The required result is the number of lines below that hold the word "치즈크러스트", stated without anything else.
======== Given records ========
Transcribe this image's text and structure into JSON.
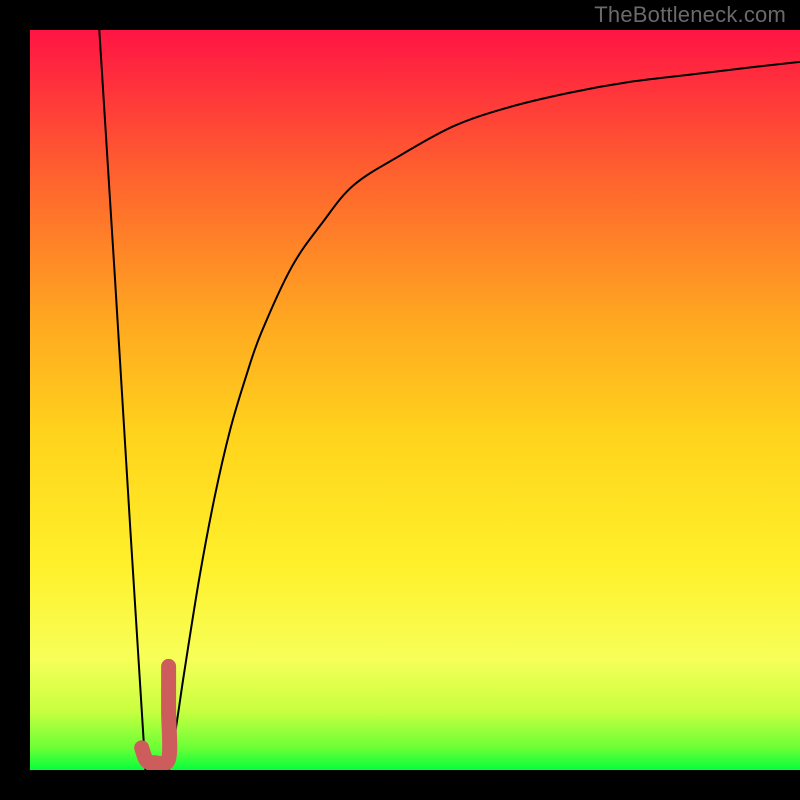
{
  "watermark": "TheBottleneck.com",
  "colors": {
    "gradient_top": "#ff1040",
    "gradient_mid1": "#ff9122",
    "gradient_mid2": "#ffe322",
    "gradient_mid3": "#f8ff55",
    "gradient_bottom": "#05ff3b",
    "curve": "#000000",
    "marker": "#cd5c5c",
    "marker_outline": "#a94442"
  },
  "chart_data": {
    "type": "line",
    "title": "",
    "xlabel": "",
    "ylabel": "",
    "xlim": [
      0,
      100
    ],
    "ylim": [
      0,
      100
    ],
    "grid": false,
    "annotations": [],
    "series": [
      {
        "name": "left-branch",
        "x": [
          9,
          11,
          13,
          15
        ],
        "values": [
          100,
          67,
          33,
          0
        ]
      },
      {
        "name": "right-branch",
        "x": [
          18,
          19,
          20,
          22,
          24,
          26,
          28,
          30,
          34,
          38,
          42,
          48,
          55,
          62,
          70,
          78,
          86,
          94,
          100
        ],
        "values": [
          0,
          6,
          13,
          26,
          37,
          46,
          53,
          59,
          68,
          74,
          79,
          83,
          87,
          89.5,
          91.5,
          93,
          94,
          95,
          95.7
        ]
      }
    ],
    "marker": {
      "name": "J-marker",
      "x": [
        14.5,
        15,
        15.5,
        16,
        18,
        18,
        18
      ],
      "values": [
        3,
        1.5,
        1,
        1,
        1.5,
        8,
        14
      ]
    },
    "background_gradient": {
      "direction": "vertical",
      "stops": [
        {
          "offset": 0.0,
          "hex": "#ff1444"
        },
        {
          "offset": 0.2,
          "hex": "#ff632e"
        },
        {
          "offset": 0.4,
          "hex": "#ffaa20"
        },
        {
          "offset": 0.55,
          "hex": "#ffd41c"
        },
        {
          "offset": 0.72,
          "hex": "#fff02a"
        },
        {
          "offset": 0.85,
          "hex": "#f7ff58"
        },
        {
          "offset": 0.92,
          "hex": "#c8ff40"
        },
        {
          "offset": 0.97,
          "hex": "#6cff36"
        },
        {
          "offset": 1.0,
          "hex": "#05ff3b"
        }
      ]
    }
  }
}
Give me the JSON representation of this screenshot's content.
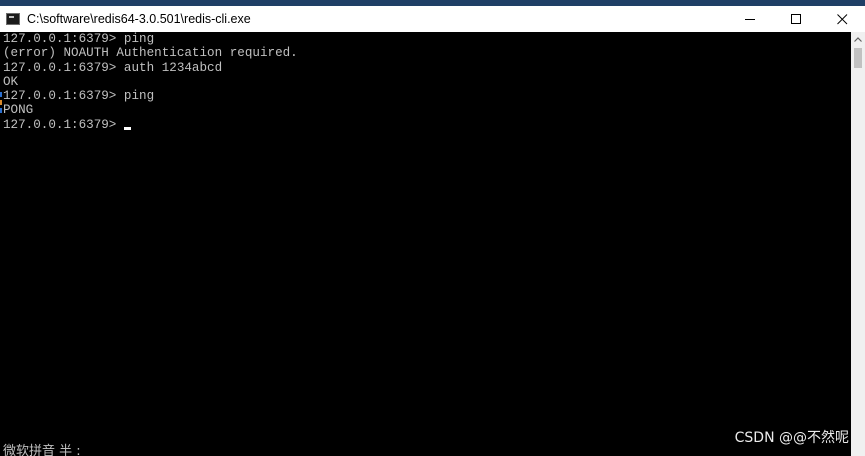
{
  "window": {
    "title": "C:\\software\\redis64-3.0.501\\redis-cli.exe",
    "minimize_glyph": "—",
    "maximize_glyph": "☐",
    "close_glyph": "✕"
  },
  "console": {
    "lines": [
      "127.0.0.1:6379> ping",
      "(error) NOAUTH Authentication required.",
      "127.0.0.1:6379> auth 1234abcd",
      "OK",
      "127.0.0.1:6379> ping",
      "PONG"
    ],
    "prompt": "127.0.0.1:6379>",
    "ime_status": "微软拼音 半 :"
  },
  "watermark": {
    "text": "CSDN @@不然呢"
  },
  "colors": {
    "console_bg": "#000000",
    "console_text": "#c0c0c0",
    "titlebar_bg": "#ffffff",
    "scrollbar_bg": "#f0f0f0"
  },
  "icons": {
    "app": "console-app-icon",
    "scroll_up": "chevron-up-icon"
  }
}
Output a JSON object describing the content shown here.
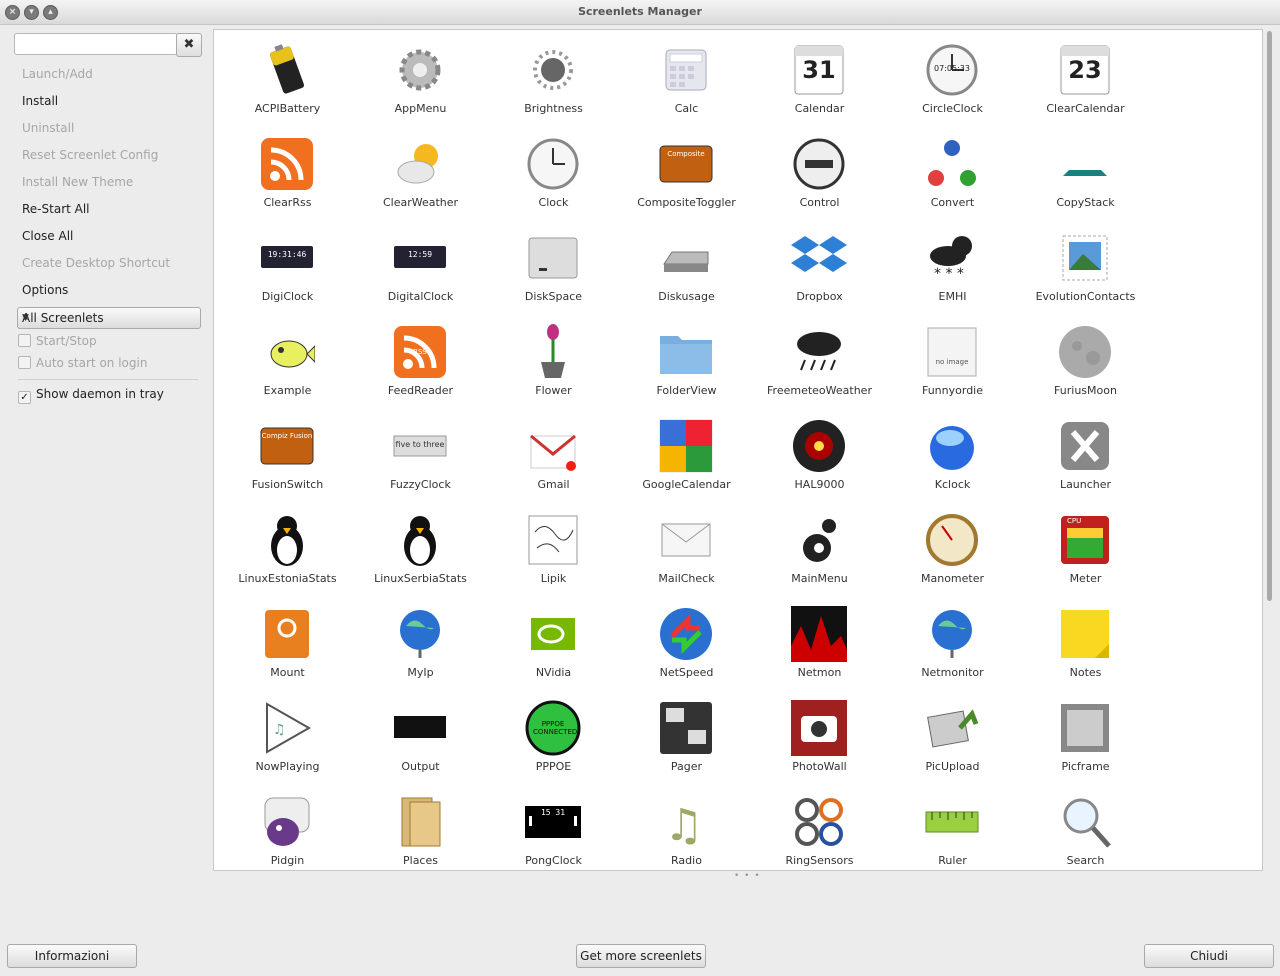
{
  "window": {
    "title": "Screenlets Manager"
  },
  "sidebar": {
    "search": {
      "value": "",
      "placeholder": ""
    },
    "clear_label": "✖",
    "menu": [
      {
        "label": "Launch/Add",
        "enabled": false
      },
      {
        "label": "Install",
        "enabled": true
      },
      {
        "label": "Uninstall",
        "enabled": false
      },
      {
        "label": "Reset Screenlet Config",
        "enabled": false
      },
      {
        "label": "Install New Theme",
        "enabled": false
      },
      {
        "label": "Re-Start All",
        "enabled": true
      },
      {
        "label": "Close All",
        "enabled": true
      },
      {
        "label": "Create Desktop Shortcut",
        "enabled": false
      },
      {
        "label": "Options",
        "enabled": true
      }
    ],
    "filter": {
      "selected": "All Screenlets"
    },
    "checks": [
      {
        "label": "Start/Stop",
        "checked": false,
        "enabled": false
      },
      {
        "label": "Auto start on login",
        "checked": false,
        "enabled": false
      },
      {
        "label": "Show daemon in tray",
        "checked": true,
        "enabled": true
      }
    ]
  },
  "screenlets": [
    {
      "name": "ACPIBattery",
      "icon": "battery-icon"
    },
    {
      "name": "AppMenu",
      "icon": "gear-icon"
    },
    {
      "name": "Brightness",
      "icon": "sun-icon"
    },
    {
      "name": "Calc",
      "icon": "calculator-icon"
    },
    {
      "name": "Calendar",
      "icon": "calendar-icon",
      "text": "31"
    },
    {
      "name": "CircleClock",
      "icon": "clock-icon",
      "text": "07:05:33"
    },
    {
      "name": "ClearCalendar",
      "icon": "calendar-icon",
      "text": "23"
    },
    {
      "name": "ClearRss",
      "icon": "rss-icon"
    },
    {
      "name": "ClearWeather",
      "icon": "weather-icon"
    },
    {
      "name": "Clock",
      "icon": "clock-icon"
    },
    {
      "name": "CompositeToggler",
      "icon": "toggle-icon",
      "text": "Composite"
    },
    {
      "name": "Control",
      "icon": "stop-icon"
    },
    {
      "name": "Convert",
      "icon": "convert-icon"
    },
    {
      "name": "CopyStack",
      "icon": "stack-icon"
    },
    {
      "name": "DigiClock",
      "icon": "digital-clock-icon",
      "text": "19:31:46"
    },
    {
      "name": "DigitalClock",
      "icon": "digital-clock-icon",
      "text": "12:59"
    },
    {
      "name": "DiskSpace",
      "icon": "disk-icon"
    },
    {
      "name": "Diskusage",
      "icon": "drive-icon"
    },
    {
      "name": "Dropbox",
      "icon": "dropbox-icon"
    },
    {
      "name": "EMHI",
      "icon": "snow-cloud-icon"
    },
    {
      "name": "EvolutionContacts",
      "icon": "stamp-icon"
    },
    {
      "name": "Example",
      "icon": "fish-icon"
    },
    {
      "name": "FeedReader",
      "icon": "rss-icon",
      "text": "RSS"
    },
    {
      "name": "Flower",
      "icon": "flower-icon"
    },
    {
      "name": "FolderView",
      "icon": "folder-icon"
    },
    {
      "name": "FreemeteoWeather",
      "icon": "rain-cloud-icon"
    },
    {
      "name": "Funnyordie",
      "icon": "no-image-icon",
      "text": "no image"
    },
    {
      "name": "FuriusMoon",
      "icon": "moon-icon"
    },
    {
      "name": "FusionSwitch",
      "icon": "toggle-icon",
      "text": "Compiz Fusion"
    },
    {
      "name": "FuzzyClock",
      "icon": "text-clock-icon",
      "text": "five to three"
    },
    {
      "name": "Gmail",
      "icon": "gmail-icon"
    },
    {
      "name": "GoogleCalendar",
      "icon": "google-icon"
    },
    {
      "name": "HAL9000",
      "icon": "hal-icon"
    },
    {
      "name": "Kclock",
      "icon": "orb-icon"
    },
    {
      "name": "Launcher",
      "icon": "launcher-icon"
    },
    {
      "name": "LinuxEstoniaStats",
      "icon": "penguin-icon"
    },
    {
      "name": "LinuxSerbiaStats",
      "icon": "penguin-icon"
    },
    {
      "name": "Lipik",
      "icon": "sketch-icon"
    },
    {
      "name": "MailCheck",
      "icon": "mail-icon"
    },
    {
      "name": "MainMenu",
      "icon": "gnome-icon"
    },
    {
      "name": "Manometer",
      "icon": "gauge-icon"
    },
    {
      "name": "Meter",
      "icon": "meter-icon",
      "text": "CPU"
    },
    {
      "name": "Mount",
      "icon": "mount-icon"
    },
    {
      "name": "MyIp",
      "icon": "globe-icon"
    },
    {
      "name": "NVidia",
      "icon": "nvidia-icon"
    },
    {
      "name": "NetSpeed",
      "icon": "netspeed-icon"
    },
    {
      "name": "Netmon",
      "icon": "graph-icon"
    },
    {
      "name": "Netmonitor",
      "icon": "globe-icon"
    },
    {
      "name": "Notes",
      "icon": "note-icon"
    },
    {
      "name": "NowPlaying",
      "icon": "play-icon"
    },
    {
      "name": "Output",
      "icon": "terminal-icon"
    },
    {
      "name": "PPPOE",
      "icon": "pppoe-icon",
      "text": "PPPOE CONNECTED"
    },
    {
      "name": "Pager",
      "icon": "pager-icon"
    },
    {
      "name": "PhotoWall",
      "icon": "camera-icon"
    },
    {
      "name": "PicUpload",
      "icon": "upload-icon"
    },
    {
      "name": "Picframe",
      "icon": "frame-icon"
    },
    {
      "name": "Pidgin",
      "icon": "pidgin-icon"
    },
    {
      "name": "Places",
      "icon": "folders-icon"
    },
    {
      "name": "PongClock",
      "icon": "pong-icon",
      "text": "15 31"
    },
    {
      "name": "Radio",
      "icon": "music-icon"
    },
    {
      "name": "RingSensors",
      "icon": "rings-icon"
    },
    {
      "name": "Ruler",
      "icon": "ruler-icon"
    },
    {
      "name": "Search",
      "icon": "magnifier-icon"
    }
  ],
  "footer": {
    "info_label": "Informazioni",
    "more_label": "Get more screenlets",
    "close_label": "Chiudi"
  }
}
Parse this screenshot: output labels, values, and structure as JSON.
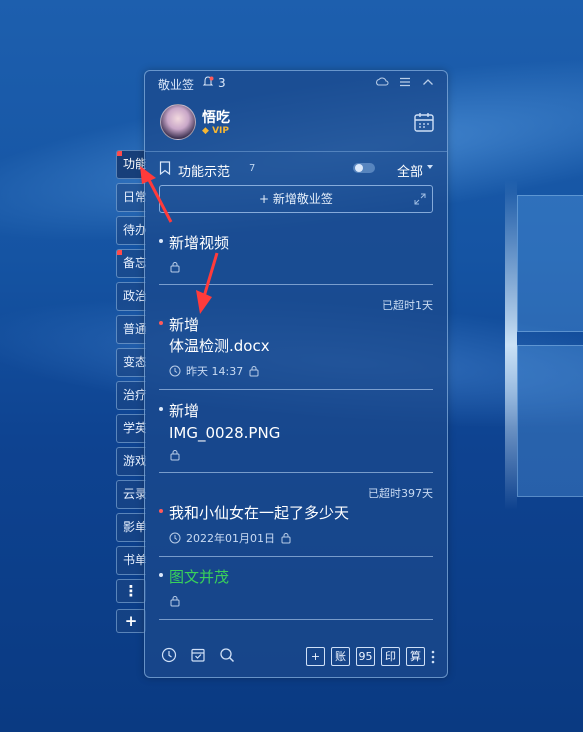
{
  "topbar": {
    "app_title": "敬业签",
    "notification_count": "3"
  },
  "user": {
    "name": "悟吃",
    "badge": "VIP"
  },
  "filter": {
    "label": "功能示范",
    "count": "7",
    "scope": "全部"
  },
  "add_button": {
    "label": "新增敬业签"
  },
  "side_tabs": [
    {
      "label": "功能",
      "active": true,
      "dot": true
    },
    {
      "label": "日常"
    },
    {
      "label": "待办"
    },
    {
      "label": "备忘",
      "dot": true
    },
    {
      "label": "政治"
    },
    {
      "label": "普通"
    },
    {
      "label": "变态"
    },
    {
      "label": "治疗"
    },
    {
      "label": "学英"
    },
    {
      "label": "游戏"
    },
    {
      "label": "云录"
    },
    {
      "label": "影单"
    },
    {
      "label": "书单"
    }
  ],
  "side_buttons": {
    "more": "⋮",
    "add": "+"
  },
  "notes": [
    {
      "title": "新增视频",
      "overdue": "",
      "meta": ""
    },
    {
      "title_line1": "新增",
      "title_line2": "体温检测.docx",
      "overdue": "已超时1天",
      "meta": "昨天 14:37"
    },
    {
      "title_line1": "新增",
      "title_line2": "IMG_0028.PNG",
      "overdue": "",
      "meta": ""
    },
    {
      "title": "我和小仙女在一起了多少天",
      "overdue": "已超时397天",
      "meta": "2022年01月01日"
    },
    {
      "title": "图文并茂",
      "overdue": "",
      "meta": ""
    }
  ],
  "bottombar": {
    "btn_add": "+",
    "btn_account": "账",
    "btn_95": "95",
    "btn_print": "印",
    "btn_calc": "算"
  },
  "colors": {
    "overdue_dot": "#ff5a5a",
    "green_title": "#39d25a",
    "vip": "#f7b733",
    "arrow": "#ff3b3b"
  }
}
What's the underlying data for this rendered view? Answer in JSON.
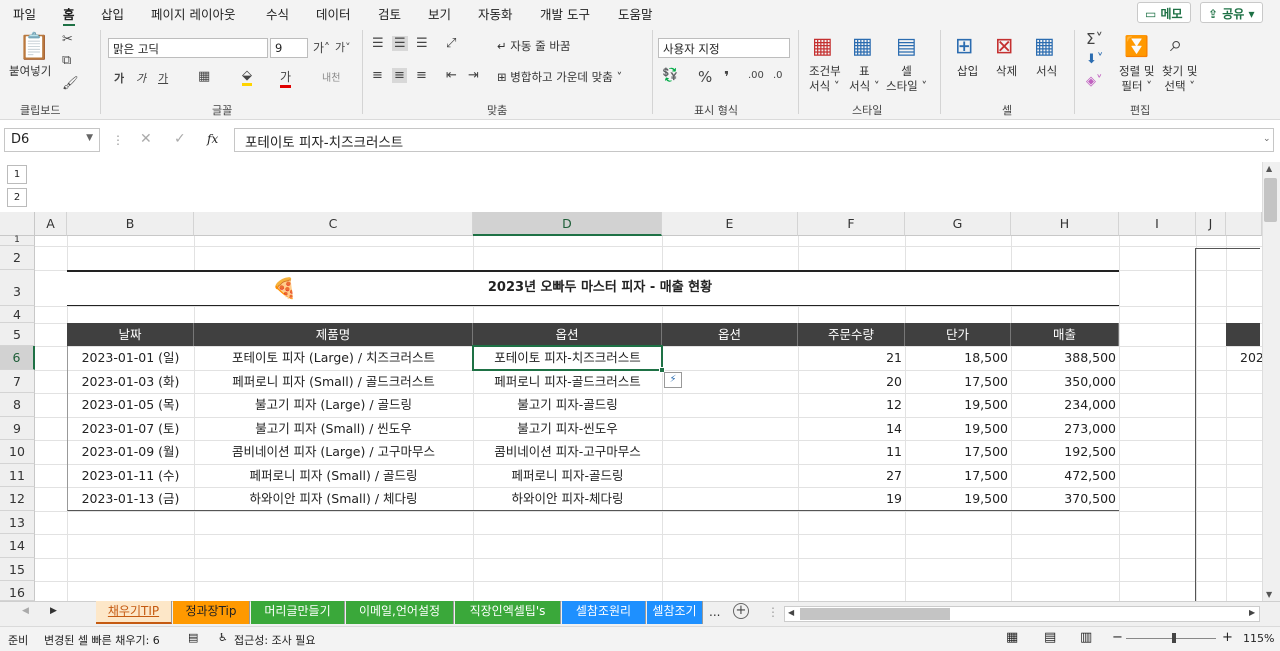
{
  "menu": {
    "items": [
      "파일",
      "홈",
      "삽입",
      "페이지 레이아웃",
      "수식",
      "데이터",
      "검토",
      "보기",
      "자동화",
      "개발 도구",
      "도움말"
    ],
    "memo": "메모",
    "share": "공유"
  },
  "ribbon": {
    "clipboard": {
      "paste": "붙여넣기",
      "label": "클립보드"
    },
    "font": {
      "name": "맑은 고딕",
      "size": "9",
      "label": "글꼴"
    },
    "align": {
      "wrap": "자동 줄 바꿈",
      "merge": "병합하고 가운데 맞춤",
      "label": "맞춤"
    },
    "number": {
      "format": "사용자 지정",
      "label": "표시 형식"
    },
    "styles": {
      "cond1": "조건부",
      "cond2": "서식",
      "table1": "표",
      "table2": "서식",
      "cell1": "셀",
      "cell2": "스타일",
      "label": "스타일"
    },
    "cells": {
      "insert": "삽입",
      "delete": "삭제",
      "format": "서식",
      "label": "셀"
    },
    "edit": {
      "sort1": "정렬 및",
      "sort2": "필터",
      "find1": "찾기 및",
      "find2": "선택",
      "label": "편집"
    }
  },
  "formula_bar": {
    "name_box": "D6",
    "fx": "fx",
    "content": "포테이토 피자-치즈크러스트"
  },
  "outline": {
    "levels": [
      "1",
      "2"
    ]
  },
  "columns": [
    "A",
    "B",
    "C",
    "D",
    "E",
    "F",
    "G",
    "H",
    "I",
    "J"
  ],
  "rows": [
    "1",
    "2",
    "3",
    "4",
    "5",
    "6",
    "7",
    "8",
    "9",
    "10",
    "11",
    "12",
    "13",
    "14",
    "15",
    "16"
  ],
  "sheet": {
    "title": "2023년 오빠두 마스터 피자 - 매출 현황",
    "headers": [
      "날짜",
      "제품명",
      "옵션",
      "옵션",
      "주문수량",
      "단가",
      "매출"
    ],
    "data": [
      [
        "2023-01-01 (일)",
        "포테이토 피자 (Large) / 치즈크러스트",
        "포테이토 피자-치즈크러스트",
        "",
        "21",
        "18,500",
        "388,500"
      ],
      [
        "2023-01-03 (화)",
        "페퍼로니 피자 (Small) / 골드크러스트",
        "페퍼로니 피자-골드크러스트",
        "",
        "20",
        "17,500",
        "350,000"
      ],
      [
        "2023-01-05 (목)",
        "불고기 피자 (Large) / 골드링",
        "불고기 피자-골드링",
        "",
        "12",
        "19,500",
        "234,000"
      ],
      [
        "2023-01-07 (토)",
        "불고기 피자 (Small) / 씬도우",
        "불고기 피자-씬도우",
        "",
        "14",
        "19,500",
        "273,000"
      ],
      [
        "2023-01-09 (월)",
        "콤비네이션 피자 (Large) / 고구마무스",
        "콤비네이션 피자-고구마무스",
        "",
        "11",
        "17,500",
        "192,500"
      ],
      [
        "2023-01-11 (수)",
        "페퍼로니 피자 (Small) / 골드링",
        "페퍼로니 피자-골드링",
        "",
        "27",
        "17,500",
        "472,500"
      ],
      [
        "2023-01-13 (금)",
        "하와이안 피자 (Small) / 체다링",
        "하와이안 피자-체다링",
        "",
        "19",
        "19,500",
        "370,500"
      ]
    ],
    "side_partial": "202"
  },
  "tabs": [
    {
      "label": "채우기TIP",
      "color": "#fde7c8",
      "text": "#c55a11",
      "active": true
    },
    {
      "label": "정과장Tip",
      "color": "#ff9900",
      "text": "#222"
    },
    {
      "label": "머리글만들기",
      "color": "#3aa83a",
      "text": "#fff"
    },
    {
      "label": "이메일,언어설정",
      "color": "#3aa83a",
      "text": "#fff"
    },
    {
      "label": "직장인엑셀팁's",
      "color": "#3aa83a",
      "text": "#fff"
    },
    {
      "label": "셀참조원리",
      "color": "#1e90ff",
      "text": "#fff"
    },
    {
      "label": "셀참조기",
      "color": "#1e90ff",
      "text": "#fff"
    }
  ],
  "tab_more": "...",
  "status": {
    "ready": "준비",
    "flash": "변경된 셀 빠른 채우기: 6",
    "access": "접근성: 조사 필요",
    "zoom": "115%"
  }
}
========
**Response area**
3